(Dataset items)
⟨

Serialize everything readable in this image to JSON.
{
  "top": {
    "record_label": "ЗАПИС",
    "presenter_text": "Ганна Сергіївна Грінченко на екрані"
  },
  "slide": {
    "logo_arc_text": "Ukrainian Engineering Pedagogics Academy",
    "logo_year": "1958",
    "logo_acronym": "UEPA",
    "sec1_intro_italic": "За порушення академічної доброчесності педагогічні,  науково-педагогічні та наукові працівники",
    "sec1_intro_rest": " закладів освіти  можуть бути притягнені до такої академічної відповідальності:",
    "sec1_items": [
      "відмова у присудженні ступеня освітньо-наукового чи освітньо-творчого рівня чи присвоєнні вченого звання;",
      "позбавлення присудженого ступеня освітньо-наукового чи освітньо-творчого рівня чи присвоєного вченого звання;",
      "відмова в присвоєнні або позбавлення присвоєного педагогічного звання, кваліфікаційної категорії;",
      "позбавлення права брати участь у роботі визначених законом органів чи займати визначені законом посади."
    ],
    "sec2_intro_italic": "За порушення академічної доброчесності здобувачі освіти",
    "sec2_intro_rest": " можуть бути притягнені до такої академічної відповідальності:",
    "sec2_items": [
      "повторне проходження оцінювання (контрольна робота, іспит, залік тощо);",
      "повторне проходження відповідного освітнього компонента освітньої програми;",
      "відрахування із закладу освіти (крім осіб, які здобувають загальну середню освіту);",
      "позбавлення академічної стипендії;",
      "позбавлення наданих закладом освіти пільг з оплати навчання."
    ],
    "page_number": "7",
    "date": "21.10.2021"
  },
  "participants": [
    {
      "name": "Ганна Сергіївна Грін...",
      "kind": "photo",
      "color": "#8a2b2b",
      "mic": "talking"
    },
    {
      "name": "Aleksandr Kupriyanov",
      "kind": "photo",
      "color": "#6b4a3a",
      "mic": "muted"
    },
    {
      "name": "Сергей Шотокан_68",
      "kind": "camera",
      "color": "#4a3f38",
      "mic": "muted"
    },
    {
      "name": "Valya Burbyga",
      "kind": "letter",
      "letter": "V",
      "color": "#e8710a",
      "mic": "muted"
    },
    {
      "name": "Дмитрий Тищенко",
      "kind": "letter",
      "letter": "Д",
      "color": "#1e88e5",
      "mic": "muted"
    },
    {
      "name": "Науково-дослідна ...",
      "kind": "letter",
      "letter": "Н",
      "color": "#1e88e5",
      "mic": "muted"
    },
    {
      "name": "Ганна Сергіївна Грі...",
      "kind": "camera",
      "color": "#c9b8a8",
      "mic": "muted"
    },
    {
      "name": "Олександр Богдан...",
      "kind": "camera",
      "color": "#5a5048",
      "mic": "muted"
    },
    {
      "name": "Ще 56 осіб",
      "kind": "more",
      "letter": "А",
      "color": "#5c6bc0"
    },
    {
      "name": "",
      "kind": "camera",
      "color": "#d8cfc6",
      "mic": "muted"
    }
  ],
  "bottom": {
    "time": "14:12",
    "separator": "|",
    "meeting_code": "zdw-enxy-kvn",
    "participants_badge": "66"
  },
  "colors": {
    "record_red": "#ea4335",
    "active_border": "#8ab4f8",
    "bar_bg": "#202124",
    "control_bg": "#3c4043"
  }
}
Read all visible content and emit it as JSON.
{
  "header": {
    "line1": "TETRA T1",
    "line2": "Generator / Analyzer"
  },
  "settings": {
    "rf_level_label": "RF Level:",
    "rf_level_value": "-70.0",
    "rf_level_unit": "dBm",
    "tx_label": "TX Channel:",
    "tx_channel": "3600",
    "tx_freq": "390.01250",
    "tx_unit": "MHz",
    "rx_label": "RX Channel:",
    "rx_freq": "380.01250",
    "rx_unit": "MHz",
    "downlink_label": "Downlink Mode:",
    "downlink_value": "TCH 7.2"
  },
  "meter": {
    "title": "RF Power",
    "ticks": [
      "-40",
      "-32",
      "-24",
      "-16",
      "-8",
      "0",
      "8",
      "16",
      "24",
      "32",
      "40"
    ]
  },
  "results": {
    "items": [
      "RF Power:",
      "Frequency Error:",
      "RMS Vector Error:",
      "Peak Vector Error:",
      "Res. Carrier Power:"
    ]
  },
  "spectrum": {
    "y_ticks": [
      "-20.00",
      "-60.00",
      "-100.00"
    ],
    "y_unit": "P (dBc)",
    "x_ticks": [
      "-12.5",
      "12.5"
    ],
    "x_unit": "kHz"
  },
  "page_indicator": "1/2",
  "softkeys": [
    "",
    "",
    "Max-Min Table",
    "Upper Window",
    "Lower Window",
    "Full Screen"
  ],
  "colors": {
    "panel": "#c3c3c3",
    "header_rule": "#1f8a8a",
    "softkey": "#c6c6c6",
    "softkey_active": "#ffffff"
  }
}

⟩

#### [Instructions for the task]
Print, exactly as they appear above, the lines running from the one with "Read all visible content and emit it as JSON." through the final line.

#### [Answer space]
Read all visible content and emit it as JSON.
{
  "header": {
    "line1": "TETRA T1",
    "line2": "Generator / Analyzer"
  },
  "settings": {
    "rf_level_label": "RF Level:",
    "rf_level_value": "-70.0",
    "rf_level_unit": "dBm",
    "tx_label": "TX Channel:",
    "tx_channel": "3600",
    "tx_freq": "390.01250",
    "tx_unit": "MHz",
    "rx_label": "RX Channel:",
    "rx_freq": "380.01250",
    "rx_unit": "MHz",
    "downlink_label": "Downlink Mode:",
    "downlink_value": "TCH 7.2"
  },
  "meter": {
    "title": "RF Power",
    "ticks": [
      "-40",
      "-32",
      "-24",
      "-16",
      "-8",
      "0",
      "8",
      "16",
      "24",
      "32",
      "40"
    ]
  },
  "results": {
    "items": [
      "RF Power:",
      "Frequency Error:",
      "RMS Vector Error:",
      "Peak Vector Error:",
      "Res. Carrier Power:"
    ]
  },
  "spectrum": {
    "y_ticks": [
      "-20.00",
      "-60.00",
      "-100.00"
    ],
    "y_unit": "P (dBc)",
    "x_ticks": [
      "-12.5",
      "12.5"
    ],
    "x_unit": "kHz"
  },
  "page_indicator": "1/2",
  "softkeys": [
    "",
    "",
    "Max-Min Table",
    "Upper Window",
    "Lower Window",
    "Full Screen"
  ],
  "colors": {
    "panel": "#c3c3c3",
    "header_rule": "#1f8a8a",
    "softkey": "#c6c6c6",
    "softkey_active": "#ffffff"
  }
}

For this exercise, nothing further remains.